5. Get ahead and stay ahead.
If you have planned a plaintiff’s case and done the preparation you need, you start a case ahead of the defendant. You can’t let that lead evaporate. The temptation is to rest on your hard work. The reality is business litigation is hard work from start to finish. A good case won’t stay good if you don’t continue to invest in it. Lesson five: Like any business project, litigation requires follow-through.
6. Try ‘em for Show, Settle ‘em for Dough.
At a seminar I attended years ago, I overhead a young plaintiff’s personal injury lawyer bragging that he liked to try cases. The older lawyer he was trying to impress looked at him and told him that you try cases for show and settle cases for dough. Said another way, a plaintiff’s case is a business transaction from start to finish. When the defendant offers enough money to make the risk and cost of going forward a bad deal, it’s time to settle. Lesson six: Winning a plaintiff’s case is not about hitting the jackpot or changing the world. It’s about completing a business deal at a profit.
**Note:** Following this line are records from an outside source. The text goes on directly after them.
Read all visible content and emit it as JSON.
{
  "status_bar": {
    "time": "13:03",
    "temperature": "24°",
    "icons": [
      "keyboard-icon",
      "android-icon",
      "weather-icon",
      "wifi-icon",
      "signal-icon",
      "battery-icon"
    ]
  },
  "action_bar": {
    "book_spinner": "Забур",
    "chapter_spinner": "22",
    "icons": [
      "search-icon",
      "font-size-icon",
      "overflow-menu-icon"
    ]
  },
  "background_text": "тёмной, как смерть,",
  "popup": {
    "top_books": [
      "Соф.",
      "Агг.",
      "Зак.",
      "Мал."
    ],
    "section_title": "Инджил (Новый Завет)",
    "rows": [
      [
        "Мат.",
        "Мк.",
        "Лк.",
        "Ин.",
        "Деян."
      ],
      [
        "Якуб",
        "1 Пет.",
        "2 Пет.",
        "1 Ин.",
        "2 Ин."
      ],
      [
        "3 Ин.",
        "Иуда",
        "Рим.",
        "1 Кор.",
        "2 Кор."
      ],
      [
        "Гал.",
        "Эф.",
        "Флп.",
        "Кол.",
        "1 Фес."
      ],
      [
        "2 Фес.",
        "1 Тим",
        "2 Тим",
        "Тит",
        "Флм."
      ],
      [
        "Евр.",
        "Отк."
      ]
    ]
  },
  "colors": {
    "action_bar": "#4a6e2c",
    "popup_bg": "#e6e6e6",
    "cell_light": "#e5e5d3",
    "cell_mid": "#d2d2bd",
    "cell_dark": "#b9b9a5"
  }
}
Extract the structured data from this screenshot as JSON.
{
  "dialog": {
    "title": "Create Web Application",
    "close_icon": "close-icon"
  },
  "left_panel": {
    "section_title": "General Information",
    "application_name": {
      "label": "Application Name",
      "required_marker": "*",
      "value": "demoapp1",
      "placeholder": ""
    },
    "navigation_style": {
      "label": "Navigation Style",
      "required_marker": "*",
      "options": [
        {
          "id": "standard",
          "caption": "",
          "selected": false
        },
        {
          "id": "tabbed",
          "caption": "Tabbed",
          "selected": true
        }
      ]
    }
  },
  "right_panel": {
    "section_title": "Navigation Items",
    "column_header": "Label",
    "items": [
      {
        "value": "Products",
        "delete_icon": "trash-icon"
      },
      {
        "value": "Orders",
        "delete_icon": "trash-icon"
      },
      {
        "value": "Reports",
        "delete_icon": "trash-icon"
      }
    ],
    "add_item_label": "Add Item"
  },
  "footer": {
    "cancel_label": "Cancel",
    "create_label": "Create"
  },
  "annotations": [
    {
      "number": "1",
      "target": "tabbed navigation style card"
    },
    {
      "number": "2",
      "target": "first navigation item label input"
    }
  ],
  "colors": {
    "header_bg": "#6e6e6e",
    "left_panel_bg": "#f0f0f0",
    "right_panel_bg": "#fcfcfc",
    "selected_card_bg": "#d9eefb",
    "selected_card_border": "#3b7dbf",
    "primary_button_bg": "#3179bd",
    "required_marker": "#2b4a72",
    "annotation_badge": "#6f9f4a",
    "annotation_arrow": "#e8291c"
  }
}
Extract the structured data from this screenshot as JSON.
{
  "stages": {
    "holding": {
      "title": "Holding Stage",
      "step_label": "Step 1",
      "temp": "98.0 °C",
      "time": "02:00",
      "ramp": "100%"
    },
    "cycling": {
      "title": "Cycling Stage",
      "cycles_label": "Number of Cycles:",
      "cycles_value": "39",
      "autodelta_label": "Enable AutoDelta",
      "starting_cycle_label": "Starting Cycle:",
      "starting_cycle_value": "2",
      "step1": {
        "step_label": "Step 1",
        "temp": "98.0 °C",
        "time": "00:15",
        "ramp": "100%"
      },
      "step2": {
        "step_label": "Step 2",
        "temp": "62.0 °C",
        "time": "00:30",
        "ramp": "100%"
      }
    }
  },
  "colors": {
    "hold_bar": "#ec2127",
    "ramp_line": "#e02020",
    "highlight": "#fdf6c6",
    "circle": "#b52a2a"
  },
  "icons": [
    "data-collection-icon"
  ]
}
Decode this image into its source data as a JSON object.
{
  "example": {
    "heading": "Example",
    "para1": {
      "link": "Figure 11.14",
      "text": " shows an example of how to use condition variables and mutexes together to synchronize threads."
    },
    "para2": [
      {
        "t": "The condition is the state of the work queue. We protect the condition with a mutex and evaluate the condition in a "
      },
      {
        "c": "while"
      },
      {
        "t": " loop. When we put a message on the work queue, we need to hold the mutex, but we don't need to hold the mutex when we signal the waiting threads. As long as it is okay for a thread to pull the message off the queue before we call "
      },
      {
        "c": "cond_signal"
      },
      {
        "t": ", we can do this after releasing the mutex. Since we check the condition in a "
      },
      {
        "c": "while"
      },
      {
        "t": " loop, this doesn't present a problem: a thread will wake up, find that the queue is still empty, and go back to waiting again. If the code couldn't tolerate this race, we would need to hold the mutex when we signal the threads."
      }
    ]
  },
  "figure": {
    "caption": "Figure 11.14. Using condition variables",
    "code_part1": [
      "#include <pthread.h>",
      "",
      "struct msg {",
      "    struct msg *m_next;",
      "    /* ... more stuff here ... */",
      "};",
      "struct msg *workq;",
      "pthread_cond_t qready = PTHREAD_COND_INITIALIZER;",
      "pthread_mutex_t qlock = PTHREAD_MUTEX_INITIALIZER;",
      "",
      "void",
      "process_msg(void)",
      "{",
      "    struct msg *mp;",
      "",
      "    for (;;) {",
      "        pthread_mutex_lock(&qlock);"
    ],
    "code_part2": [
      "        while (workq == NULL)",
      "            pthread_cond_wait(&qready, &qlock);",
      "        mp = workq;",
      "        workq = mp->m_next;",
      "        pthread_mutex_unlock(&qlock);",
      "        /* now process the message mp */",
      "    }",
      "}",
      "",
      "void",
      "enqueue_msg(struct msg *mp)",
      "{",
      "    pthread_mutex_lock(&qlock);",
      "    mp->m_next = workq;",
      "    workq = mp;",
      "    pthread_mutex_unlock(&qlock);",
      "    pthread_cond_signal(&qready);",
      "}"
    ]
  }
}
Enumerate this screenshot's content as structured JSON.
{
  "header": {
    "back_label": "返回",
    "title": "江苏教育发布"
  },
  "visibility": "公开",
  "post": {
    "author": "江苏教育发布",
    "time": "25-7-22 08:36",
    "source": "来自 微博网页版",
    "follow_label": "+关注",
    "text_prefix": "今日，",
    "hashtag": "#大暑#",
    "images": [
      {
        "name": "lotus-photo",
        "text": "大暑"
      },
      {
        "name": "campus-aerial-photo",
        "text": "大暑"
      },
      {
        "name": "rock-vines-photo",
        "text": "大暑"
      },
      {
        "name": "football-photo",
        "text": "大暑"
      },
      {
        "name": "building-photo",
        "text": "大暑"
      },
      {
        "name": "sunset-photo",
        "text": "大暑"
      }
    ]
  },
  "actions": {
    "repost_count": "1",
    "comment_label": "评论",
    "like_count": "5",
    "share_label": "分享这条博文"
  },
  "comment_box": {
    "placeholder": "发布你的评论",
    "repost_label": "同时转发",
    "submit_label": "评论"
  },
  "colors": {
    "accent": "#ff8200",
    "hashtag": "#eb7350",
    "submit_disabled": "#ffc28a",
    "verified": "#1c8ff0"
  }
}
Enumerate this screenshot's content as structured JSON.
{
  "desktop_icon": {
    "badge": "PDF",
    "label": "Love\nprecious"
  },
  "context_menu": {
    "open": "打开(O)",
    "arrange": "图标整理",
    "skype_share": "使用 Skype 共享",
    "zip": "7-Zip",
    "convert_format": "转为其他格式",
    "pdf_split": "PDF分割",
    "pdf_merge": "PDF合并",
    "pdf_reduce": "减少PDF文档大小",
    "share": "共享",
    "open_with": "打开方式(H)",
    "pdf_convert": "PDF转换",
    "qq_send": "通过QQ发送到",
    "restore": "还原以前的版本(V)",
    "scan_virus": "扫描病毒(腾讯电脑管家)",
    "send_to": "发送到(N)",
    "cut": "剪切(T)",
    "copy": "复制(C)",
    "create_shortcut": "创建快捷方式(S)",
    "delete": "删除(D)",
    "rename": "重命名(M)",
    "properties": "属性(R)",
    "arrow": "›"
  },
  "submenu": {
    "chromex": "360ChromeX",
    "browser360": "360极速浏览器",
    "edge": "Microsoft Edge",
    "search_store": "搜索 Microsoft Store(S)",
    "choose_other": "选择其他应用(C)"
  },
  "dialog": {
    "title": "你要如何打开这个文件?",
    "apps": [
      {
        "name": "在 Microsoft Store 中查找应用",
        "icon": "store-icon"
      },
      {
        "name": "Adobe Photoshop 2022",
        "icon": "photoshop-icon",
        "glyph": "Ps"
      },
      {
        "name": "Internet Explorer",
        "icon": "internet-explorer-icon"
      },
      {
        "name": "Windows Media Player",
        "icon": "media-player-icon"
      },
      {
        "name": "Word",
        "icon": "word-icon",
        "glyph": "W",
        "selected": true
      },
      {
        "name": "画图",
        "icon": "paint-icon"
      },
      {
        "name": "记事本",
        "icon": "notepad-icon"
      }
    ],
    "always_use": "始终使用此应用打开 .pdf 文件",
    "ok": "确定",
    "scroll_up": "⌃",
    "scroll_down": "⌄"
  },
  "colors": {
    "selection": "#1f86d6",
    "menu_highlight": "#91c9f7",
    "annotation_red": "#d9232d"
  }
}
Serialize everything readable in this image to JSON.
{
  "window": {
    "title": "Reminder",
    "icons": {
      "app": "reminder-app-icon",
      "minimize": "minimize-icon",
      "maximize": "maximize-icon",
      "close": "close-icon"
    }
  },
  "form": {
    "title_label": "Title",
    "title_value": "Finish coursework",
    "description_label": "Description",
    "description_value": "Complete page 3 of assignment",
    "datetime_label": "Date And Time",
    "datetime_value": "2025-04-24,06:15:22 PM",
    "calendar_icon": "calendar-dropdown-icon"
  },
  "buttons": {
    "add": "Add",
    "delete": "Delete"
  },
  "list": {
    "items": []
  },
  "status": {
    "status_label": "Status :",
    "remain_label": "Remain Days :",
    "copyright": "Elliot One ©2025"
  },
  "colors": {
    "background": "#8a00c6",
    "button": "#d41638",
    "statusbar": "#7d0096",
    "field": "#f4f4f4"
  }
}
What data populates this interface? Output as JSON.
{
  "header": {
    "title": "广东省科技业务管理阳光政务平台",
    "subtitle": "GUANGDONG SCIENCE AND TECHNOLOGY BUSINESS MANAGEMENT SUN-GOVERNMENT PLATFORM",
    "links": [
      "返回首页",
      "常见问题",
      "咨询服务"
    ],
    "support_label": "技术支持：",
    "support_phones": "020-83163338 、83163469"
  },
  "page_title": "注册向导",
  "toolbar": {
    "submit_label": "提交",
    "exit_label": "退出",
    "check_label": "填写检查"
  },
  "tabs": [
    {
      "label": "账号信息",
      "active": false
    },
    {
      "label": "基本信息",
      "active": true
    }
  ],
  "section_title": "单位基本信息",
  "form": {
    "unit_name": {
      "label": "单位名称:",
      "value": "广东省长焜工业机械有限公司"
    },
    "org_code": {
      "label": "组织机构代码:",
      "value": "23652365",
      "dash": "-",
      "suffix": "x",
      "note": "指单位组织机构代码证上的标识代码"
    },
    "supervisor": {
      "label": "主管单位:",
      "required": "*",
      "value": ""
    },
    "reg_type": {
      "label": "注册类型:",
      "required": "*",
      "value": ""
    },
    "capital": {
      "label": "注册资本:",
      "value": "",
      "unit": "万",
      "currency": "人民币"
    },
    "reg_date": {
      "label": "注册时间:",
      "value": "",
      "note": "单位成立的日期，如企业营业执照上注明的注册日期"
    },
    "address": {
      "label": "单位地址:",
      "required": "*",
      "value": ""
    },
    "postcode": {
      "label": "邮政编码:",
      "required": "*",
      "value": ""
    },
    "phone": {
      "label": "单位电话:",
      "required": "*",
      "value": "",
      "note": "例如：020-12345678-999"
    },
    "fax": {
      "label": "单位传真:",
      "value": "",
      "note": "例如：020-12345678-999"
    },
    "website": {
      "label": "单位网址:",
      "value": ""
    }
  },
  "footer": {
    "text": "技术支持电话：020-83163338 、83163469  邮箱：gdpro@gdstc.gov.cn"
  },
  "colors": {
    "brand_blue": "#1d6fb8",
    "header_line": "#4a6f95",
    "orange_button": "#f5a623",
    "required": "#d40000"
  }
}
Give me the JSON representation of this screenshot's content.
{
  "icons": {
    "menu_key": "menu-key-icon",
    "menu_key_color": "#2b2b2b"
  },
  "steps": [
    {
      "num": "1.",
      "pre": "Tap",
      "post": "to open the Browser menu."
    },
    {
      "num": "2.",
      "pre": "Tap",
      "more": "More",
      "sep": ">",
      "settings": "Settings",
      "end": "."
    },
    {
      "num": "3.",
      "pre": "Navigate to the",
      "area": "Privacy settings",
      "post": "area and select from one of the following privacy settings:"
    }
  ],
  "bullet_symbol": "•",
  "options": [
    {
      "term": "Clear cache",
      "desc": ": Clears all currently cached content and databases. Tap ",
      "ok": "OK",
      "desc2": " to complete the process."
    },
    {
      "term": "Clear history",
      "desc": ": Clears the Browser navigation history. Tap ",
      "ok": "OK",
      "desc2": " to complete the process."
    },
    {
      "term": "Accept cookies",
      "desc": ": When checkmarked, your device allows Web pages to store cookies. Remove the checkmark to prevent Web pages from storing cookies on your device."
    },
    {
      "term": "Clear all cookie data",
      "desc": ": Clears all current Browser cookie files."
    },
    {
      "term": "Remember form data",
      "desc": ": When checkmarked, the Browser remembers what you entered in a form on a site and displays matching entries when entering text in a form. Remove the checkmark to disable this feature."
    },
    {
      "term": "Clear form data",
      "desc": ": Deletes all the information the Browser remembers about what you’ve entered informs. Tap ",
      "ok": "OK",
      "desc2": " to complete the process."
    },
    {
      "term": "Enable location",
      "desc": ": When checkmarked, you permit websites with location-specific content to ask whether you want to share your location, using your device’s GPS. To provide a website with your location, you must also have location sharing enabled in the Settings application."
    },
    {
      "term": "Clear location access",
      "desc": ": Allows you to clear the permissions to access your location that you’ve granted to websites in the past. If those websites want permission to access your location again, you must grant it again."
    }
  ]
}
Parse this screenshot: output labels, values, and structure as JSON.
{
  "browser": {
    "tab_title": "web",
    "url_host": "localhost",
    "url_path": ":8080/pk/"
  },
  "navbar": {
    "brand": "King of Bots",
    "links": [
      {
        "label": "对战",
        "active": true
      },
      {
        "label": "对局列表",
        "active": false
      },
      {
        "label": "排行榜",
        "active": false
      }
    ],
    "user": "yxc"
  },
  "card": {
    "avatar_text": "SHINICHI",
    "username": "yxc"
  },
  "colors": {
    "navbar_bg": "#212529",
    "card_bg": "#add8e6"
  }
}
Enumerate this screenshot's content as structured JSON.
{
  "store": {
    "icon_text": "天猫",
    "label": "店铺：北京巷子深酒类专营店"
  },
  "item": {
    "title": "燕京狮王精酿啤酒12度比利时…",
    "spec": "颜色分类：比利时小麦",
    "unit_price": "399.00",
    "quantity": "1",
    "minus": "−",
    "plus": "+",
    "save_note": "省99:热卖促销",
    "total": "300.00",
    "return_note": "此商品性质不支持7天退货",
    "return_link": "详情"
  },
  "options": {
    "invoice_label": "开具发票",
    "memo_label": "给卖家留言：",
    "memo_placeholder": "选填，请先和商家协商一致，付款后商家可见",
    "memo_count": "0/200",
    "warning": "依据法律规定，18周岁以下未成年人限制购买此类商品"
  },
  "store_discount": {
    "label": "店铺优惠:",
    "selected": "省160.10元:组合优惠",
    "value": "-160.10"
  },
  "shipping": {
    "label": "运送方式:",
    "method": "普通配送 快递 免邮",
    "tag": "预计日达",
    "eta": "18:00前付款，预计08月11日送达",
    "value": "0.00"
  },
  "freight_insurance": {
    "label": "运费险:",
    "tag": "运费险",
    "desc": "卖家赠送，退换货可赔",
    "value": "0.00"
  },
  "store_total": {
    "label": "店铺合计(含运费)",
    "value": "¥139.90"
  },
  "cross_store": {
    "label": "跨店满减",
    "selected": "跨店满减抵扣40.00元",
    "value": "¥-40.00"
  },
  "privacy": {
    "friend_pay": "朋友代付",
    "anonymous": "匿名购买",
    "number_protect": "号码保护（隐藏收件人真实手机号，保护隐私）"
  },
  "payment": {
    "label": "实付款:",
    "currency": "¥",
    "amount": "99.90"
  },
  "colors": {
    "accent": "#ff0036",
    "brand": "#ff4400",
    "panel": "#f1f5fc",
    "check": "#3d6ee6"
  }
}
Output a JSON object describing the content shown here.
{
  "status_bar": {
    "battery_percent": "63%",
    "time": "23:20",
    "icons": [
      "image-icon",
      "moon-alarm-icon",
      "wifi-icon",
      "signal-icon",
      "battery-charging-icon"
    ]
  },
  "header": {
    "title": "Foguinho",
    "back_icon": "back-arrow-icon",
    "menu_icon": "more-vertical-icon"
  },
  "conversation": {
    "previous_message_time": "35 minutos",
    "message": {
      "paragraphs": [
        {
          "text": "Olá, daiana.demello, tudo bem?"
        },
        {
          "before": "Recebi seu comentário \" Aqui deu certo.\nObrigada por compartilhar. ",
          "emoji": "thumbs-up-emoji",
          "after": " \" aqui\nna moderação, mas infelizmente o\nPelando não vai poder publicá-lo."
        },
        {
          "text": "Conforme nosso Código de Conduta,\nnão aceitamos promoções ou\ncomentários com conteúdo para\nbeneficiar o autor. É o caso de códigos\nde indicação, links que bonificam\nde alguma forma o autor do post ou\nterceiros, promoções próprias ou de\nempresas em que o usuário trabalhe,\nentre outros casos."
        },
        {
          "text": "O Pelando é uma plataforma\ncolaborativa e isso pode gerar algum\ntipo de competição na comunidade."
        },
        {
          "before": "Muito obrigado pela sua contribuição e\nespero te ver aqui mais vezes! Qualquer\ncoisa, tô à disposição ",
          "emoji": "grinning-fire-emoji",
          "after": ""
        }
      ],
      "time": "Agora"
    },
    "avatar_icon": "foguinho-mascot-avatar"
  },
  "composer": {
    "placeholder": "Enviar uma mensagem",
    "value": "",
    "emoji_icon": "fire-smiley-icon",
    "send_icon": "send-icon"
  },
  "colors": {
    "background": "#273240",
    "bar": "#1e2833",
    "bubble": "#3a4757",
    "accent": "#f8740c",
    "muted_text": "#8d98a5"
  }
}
7. Intangibles Can Matter.
After all this talk about cold hard cash, intangibles deserve their due. Sometimes litigation is justified, at least in part, by factors that are not directly calculable in dollars and cents. If you routinely accept short shipments, off quality shipments, and/or other forms of abuse from your contractual partners, sooner or later the business world will discover that they can treat you poorly. You wouldn’t hand out settlements to every employee that claimed they were improperly terminated; otherwise, every one of your terminating employees would claim some form of illegal action. Non-competes, customer lists, trade secrets, patents - there are any number of rights which may be worth defending even if the cash flow from litigation is not positive. Sometimes the rights are valuable enough to your business that the defense of the intangibles alone will justify the litigation; usually not. Often, however, intangible values are what tipped the scale in favor of litigating one claim and not another. Lesson seven: Litigation that fits in your overall business plan is more valuable than litigation simply for profit.
8. Lessons Learned.
If defending a case is a cost of doing business, prosecuting a case is a way of doing business. Being a defendant is often a result of poor business strategies. Being a plaintiff, is a business strategy in itself. Few businesses have litigation as a core activity, but that does not differentiate litigation from any other non-core activity that you outsource to a vendor (advertising, market research, insurance, pension management, etc.). Like these other important non-core activities, you must partner with a vendor that understands your business and works with you to achieve your common goals.